Background: Low albumin levels have previously been shown to be a risk factor for increased complications in the 30-day postoperative period after total hip or knee arthroplasty. In this study, we examined the effect that albumin levels have on complications in all total joint primary arthroplasties or revisions (shoulder, elbow, wrist, hip, knee, ankle, and fingers).
The Journal of Bone and Joint Surgery; May 20, 2020; 102 (10): 889
Low Preoperative Albumin Levels Predict Adverse Outcomes After Total Joint ArthroplastyKishawi Deena, BS; Schwarzman Garrett, MD; Mejia Alfonso, MD, MPH; Hussain Awais K., MD; Gonzalez Mark H., MD
Methods: Patients who underwent a primary total joint arthroplasty or revision from 2005 to 2015 and who had preoperative serum albumin concentration levels recorded were identified from the U.S. National Surgical Quality Improvement Program (NSQIP) database. Patients were grouped into those with normal serum albumin concentrations (≥3.5 g/dL) and those who were hypoalbuminemic (<3.5 g/dL); hypoalbuminemia was subdivided into quartiles for statistical analysis. Univariate analyses were conducted with use of the Student t test for categorical outcomes and the chi-square test for continuous variables. Following univariate analysis, all significant comorbidity variables for both the primary and revision arthroplasty groups were used in a multivariate regression analysis to determine independent association of hypoalbuminemia and postoperative outcomes.
Results: Using available data from 2005 to 2015, 135,008 patients fit the eligibility criteria, including those who had undergone primary arthroplasty (n = 125,162) and those who had undergone revision arthroplasty (n = 9,846). The revision arthroplasties included the shoulder (2%), hip (46%), and knee (52%), and the primary arthroplasties included the shoulder (3%), hip (39%), knee (57%), and other (1%). We found that patients who had lower albumin levels had a greater rate of postoperative complications including cardiac arrest, myocardial infarction, cerebrovascular accident, organ or space surgical site infection, sepsis, septic shock, pneumonia, renal insufficiency in general, unplanned intubation, return to the operating room within 30 days, urinary tract infection, and wound infection (all p < 0.005).

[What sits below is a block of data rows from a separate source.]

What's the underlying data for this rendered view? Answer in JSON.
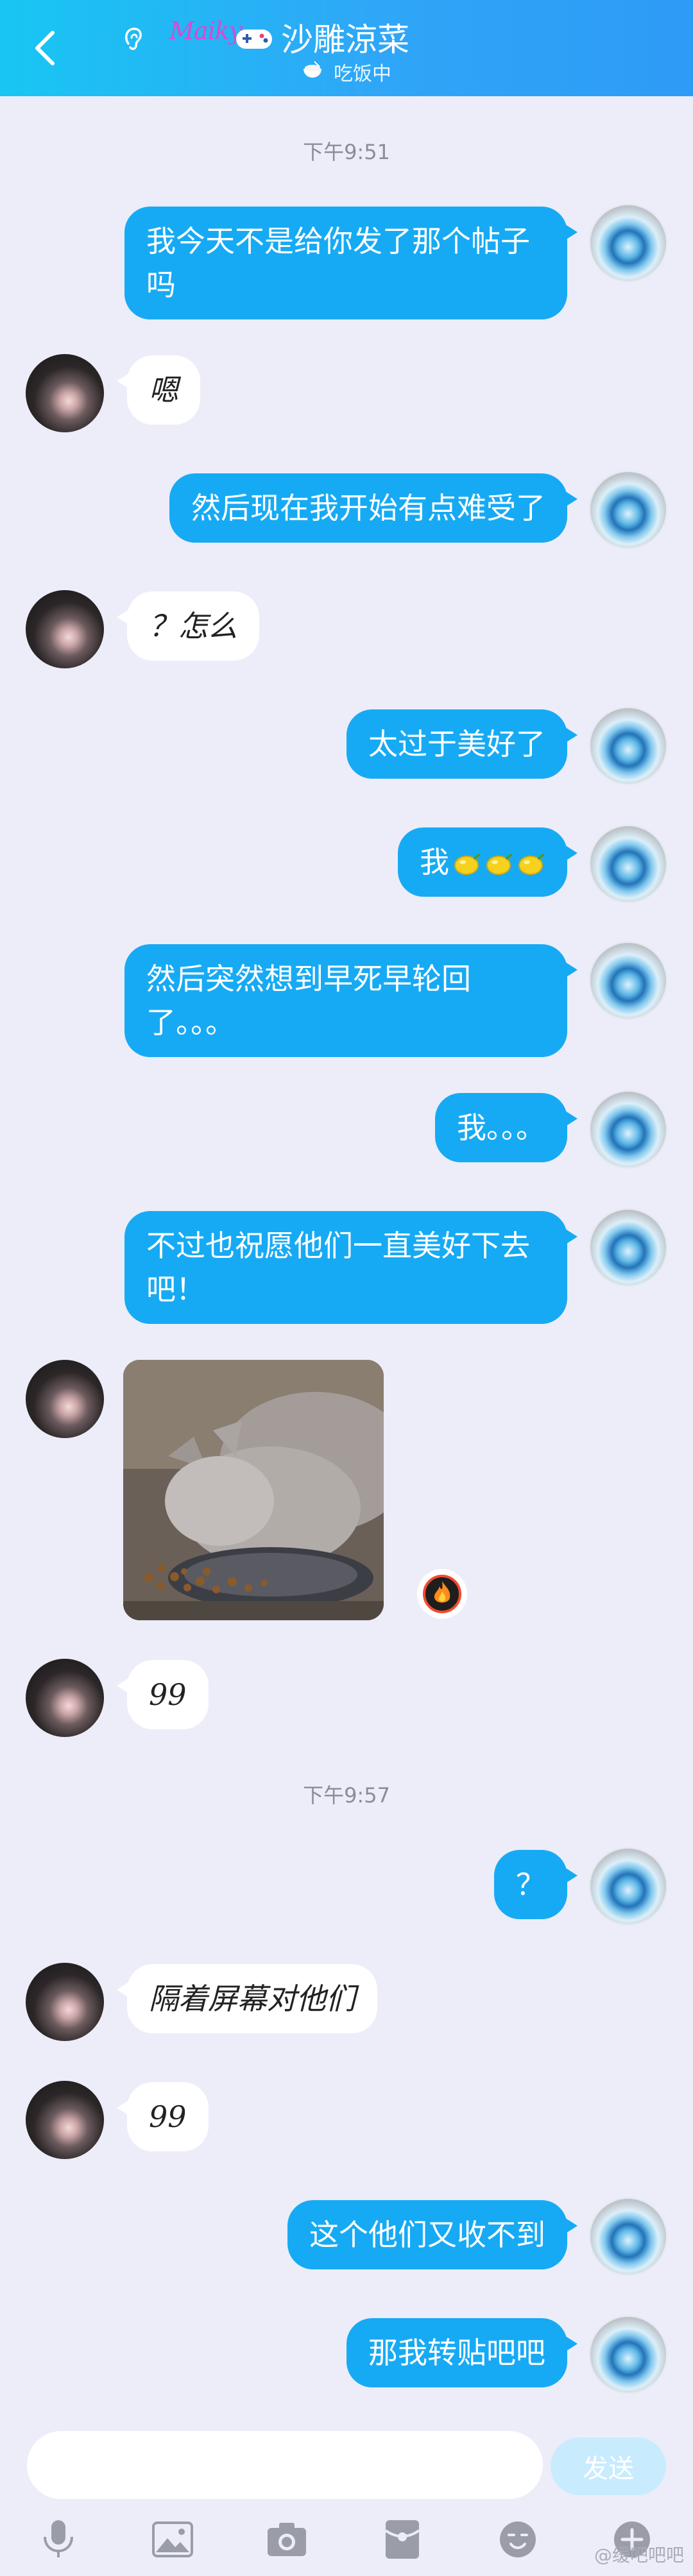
{
  "header": {
    "logo_text": "Maiky",
    "title": "沙雕涼菜",
    "status": "吃饭中"
  },
  "timestamps": [
    "下午9:51",
    "下午9:57"
  ],
  "messages": [
    {
      "side": "out",
      "text": "我今天不是给你发了那个帖子吗"
    },
    {
      "side": "in",
      "text": "嗯"
    },
    {
      "side": "out",
      "text": "然后现在我开始有点难受了"
    },
    {
      "side": "in",
      "text": "？怎么"
    },
    {
      "side": "out",
      "text": "太过于美好了"
    },
    {
      "side": "out",
      "text": "我",
      "emoji": [
        "lemon",
        "lemon",
        "lemon"
      ]
    },
    {
      "side": "out",
      "text": "然后突然想到早死早轮回了。。。"
    },
    {
      "side": "out",
      "text": "我。。。"
    },
    {
      "side": "out",
      "text": "不过也祝愿他们一直美好下去吧！"
    },
    {
      "side": "in",
      "type": "image",
      "image": "cat-eating-photo",
      "reaction_icon": "fire-badge-icon"
    },
    {
      "side": "in",
      "text": "99"
    },
    {
      "side": "out",
      "text": "？"
    },
    {
      "side": "in",
      "text": "隔着屏幕对他们"
    },
    {
      "side": "in",
      "text": "99"
    },
    {
      "side": "out",
      "text": "这个他们又收不到"
    },
    {
      "side": "out",
      "text": "那我转贴吧吧"
    }
  ],
  "input": {
    "placeholder": "",
    "send_label": "发送"
  },
  "toolbar": [
    "mic-icon",
    "image-icon",
    "camera-icon",
    "red-packet-icon",
    "emoji-icon",
    "plus-icon"
  ],
  "watermark": "@缓吧吧吧",
  "colors": {
    "header_start": "#18C6F3",
    "header_end": "#2E9BF6",
    "bubble_out": "#17AAF4",
    "bubble_in": "#FFFFFF",
    "background": "#ECEDF8",
    "send_disabled": "#C8ECFE"
  }
}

Conclusions: There was a significant difference in 30-day postoperative complications between patients with normal preoperative albumin levels and those with low albumin levels after all primary total joint arthroplasties or revisions. Patients with low albumin levels were at significantly increased risk for infection, pneumonia, sepsis, myocardial infarction, and other adverse outcomes. Further research is needed to develop interventions to improve serum albumin concentrations preoperatively to mitigate adverse outcomes.
Level of Evidence: Prognostic Level IV. See Instructions for Authors for a complete description of levels of evidence.